    Drawing Television

     

    While Rauschenberg had previously juxtaposed found imagery through the medium of collage, his transfer process enabled him to not only play upon the ubiquity of images in the mid-20th century, but to also engage with his own role as an image creator – and manipulator. In Untitled, disparate text and image fragments primarily from the December 6, 1968 Life edition are juxtaposed in an equalizing process, with sources including an advertisement for Renault automobiles, a list of mafia police payoffs uncovered in an investigation of the Chicago Police Riot, photo stories on a West Virginia coal mine fire and the Apollo 7 mission.
     
    Yet, as is characteristic for Rauschenberg’s transfer technique, the specificity of these constituent sources—their scandal, intrigue, and allure—is obscured through artistic gesture. Untitled boasts the artist’s involvement in the creation of the artwork by veiling the ubiquitous visual traces of major news beneath the steely fog of the artist’s hand, all the while powerfully dramatizing the overwhelming concurrence of news of the early age of television in a manner that makes this work as timely as ever.

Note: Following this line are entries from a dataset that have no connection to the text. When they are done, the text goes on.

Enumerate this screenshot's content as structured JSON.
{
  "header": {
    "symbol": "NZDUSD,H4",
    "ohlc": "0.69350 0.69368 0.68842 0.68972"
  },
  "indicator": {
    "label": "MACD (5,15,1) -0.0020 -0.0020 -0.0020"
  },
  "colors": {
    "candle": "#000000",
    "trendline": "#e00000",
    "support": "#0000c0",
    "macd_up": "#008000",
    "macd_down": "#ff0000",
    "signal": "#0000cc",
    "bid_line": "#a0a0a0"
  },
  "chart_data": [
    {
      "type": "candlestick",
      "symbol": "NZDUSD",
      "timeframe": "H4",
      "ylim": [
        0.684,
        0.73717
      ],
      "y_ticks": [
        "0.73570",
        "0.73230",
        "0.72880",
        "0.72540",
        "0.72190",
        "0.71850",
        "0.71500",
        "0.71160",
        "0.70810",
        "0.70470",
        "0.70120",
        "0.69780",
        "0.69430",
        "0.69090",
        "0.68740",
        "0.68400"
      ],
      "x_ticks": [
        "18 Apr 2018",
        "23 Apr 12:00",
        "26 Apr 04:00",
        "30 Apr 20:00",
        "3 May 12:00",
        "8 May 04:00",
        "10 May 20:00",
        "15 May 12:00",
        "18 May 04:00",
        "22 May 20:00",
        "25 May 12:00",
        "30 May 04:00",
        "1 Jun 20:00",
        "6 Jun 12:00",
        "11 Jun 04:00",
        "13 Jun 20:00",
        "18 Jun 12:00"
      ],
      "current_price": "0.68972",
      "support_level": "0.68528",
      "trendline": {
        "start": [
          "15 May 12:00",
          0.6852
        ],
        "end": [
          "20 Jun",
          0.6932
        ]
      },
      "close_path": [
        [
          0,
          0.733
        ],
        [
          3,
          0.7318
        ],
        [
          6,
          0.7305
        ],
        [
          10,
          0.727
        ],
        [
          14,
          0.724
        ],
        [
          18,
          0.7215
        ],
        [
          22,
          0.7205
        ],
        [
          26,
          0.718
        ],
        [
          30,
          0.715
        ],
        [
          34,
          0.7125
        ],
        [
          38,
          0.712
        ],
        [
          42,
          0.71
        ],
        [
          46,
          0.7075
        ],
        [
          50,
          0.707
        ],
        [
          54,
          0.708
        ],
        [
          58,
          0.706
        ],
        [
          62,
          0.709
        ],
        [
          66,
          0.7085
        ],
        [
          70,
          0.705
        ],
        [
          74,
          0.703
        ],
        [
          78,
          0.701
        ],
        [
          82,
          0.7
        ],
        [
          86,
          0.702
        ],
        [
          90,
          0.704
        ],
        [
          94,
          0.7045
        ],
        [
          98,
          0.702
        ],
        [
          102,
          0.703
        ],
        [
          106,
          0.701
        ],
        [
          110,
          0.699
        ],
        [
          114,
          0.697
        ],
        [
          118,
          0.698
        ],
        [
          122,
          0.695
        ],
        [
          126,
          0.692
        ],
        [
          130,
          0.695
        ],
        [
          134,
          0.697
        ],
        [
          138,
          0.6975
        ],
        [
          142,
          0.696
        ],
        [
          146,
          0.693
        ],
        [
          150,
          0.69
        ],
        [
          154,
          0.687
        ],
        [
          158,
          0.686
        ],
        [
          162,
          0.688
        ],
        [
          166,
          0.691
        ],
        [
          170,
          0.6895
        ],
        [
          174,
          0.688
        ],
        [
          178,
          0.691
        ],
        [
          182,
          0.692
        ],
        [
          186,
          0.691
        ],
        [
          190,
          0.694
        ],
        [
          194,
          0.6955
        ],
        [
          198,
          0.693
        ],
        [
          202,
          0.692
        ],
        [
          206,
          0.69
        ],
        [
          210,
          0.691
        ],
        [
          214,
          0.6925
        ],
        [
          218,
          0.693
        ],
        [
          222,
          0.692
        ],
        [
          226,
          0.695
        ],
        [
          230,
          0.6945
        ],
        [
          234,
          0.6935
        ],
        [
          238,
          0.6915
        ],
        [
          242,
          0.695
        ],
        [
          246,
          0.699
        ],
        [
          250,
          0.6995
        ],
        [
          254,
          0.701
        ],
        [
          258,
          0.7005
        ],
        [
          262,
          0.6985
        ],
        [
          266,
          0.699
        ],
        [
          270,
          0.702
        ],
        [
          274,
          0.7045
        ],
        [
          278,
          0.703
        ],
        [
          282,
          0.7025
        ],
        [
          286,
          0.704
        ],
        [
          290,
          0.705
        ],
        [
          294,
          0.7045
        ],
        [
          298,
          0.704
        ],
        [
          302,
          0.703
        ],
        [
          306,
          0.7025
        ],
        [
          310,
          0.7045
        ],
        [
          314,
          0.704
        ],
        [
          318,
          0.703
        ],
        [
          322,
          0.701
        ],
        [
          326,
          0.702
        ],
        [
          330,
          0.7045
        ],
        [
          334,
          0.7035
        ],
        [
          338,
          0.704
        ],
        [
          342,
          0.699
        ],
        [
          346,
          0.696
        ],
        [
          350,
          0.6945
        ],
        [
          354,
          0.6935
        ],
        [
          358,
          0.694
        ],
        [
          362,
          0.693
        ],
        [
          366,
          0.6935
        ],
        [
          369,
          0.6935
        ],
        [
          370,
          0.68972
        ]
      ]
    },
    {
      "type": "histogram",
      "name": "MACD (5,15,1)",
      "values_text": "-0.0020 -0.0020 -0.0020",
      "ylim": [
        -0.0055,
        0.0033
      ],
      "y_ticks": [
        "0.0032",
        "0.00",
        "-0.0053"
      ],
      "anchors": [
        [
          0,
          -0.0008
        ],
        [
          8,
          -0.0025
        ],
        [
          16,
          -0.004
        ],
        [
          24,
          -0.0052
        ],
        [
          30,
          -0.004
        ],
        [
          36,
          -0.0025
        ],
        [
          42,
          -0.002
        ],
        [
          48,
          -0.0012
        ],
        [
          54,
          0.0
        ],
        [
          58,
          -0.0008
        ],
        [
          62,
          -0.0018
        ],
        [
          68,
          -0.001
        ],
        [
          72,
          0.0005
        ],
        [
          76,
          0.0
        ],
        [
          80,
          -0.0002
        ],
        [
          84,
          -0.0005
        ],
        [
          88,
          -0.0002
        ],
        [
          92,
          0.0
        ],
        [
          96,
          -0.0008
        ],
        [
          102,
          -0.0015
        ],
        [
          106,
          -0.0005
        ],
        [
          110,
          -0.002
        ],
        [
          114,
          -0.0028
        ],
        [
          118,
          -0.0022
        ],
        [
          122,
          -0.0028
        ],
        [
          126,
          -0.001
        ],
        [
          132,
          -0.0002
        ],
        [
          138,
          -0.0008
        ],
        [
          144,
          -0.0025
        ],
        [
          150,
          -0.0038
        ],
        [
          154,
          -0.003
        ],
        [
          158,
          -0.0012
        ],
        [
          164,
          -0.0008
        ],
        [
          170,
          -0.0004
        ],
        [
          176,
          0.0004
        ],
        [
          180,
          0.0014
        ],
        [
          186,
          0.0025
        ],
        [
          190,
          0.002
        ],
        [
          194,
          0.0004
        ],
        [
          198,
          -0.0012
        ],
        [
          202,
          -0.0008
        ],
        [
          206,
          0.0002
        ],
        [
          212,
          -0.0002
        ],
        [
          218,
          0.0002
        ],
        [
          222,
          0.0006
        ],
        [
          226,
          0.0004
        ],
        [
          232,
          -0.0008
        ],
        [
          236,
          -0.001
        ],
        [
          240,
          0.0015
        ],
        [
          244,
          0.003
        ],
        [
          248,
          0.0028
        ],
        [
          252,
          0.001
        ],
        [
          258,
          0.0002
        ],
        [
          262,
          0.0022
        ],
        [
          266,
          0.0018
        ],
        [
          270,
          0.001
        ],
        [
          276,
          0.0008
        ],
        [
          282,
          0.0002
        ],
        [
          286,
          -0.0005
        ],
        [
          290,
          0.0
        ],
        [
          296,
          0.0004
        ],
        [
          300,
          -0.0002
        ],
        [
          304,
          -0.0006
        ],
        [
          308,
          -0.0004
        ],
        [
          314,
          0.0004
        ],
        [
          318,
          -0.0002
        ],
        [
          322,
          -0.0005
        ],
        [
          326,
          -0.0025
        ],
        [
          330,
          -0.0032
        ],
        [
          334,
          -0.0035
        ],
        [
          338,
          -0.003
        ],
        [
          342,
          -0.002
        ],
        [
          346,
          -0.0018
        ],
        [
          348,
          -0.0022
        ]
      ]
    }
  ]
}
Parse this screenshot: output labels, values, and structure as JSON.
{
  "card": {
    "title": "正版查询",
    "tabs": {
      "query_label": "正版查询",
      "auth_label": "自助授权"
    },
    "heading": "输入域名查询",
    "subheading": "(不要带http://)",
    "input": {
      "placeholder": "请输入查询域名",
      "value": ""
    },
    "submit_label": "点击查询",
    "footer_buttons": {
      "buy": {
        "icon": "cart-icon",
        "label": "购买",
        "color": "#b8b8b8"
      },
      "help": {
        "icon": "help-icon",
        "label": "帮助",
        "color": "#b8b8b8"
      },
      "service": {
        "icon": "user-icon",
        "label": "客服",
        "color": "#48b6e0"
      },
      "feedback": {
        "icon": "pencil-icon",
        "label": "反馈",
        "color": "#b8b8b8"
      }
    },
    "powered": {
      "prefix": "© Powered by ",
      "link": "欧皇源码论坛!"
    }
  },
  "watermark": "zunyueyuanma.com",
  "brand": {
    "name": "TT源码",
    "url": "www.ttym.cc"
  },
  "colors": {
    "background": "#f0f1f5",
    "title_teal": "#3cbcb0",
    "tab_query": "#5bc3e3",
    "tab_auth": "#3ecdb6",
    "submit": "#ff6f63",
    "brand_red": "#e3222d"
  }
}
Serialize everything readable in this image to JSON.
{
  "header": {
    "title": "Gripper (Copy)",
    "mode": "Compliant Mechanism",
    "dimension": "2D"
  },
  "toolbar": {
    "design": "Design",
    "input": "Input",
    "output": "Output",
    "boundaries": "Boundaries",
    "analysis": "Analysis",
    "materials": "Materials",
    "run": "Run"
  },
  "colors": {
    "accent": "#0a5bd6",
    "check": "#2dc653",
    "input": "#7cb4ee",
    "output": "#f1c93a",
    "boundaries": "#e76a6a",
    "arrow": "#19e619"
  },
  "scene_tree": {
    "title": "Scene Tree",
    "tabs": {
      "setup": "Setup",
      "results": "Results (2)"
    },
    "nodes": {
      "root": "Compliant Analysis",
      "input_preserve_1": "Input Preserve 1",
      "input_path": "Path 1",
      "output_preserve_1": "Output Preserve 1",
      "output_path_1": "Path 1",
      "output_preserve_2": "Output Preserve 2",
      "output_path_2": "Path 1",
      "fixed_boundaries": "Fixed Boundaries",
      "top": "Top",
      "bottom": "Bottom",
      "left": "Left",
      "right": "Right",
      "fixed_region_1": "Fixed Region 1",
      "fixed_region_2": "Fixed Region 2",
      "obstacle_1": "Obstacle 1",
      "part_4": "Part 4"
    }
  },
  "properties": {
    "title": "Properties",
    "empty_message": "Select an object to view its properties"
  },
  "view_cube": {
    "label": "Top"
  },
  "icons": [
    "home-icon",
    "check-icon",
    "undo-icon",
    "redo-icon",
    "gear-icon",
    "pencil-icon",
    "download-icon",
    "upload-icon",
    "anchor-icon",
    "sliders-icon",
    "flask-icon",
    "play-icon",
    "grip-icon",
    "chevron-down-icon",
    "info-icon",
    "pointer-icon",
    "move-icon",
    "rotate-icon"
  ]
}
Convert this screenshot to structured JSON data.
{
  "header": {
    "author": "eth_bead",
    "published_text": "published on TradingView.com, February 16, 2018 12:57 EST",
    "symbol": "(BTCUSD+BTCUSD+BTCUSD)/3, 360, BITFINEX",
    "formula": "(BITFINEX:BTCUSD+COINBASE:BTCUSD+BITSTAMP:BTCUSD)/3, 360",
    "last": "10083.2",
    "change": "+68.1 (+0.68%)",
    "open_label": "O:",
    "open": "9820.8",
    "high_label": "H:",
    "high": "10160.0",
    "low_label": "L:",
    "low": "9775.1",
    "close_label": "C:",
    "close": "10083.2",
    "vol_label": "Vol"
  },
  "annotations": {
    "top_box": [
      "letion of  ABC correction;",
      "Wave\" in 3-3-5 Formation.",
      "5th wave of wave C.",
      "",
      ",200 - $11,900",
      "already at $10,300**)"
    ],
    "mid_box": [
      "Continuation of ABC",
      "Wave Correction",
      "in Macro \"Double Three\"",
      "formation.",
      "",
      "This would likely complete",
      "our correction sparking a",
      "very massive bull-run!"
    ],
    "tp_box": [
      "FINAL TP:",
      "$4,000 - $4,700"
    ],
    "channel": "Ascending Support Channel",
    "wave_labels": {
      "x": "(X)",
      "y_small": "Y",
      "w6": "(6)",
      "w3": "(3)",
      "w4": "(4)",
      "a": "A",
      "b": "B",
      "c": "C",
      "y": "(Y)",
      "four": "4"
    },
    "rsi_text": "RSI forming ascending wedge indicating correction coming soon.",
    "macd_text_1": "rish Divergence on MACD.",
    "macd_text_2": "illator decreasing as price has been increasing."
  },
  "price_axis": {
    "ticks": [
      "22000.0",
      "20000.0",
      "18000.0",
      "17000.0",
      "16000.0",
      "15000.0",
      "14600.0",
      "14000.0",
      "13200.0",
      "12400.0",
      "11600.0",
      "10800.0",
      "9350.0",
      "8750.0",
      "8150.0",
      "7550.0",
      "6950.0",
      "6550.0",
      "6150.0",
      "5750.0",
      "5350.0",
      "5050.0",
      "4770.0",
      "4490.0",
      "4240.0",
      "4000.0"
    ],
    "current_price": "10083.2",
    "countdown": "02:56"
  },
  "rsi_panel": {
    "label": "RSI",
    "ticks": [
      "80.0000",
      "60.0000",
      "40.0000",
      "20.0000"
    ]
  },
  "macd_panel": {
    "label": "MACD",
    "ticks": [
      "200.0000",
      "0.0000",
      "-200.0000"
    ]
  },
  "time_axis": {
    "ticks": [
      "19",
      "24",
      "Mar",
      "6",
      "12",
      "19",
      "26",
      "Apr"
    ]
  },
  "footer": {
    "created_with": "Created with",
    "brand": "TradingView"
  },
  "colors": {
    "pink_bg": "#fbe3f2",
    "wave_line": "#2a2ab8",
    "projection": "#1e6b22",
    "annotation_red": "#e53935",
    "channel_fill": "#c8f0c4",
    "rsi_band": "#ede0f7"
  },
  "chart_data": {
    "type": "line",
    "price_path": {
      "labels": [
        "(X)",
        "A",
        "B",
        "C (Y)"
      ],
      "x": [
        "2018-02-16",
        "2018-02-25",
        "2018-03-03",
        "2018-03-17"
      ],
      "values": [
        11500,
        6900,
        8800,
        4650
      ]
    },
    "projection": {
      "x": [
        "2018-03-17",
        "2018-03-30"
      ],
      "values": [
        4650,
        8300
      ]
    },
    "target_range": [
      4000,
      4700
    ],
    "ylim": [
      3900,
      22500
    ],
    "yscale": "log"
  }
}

    • Provenance

      Private Collection, Boston
      M. Knoedler & Co. Inc., New York
      Bonnier Gallery, Ltd., New York
      Andy Warhol, New York
      His sale, Sotheby’s, New York, May 2, 1988, lot 3367
      Private Collection (acquired at the above sale)
      Christie’s, New York, November 11, 2009, lot 118
      Acquired at the above sale by the present owner

    • Exhibited

      London, Offer Waterman, Robert Rauschenberg: Transfer Drawings from the 1950s and 1960s, December 2, 2016–January 13, 2017, no. 11, pp. 40, 70 (illustrated, p. 41)

Property from the Estate of Ruth O’Hara

212

Untitled

signed and dated “Rauschenberg '68” lower right
graphite, solvent transfer, and watercolor on paper
22 1/4 x 29 7/8 in. (56.5 x 76 cm)
Executed in 1968.

Full Cataloguing

Estimate
$100,000 - 150,000 

Sold for $138,600

Contact Specialist

John McCord
Head of Day Sale, Morning Session
New York
+1 212 940 1261

[email protected]

20th Century & Contemporary Art Day Sale, Morning Session

New York Auction 24 June 2021